Cyberbullying is a huge problem in India
The incidence is high, and awareness levels are low
- Published 28.10.18, 9:51 AM
- Updated 28.10.18, 9:51 AM
- 2 mins read
Sir — India, it seems, leads the list of countries that were surveyed for a study on cyberbullying of children. Almost 37 per cent of parents admitted that their children had fallen prey at least once, a significant jump since 2016. But what is it that makes Indian children especially vulnerable to bullying? One reason could also be that four out of 10 Indians are not aware of cyberbullying. The internet age dawned on this country quite suddenly and the parameters of what constitutes harassment online are clear to very few. Awareness programmes in this regard are the need of the hour.

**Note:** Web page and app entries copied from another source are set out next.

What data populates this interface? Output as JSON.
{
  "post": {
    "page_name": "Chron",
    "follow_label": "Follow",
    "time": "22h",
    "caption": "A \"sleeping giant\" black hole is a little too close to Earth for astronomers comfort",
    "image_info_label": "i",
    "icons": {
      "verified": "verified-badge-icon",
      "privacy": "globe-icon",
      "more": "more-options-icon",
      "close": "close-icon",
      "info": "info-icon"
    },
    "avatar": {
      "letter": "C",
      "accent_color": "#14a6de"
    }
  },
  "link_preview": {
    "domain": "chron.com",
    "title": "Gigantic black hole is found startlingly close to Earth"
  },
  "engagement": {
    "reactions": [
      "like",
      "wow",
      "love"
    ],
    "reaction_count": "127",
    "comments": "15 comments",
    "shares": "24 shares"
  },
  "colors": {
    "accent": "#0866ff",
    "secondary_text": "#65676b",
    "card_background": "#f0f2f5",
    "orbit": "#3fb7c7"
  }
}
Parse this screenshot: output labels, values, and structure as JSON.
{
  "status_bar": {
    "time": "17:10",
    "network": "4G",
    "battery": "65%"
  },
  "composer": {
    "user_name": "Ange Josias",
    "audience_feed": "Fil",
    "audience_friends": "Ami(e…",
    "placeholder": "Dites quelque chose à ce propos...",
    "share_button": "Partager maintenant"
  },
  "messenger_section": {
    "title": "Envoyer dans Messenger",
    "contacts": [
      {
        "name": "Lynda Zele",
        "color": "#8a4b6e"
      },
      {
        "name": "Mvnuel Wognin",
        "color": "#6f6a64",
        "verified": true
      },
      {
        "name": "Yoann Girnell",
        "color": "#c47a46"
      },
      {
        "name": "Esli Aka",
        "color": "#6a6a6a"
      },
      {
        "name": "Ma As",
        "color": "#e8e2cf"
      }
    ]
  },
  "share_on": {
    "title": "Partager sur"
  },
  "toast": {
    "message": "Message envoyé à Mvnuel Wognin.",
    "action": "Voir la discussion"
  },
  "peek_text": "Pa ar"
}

Lines of wisdom
Sir — In his article, “More than clay” (Oct 21), Gopalkrishna Gandhi talks about various statues of Mahatma Gandhi. He describes a particular one in Beijing by the artist, Yuan Xikun. The latter portrays Mahatma Gandhi as reading a book with care and, more importantly, worry. The author speculates that the book in the Mahatma’s hand might as well have been Our Final Century by Martin Rees.
In his book, Rees speaks of the threat to mankind from terror, error and environmental disaster. Several cataclysmic incidents that could take place in the future are listed in the volume. Indeed, it seems appropriate that the Mahatma would try to gauge and then find solutions to these threats. In his absence, it is the collective responsibility of world leaders to take steps to mitigate these risks.
Read the scriptures
Sir — It is unfortunate that devotees of Ayyappa forcibly blocked the entry of women between the ages of 10 and 50. Violence, in any form, cannot be acceptable to the gods. However, there is something else that must be considered here. The women trying to force their way in were activists and not devotees (who would have observed a 41-day fast before visiting the temple). Was there really a need for activism when matters were so sensitive? The entire situation was made worse by political parties that took full advantage of the tension and kick-started a blame game.
While the law of the land needs to be respected at all costs, traditions and religious sentiments should not be dismissed offhand. Women devotees of Ayyappa could perhaps visit the many other temples devoted to him that do not have strictures regarding who can enter the sanctum sanctorum. One thus hopes that the apex court will consider religious scriptures — as it did while striking down instant triple talaq — when it hears the review petitions that have been filed before it.
Whatever the verdict, violence in the name of religion cannot be condoned. After all, there are no ‘victors’ or ‘vanquished’ in the eyes of the almighty.
Sir — The lone dissenting judge in case of the Sabarimala verdict was a women. Some of the most vociferous protests against the judgment in Kerala are also coming from women. This bears testimony to the dangerous nature of superstitions, which make enemies of people who should ideally be comrades.
Sir — The statement given by Prayar Gopalakrishnan, a former president of the Travancore Devaswom Board, that allowing women of all ages into the Sabarimala temple in Kerala would turn it into Thailand is atrocious. He also had the audacity to insinuate that women devotees cannot complain if they are harassed and molested during the pilgrimage. This is a blatant threat. Immediate legal action should be taken against Gopalakrishnan.
In allowing women of all ages to enter the Sabarimala temple, the apex court has not only upheld the rights of women but has also dealt a blow to the likes of Gopalakrishnan. Does the restriction on women devotees entering the temple come from religious scriptures? This obnoxious rule was made by men to deprive women.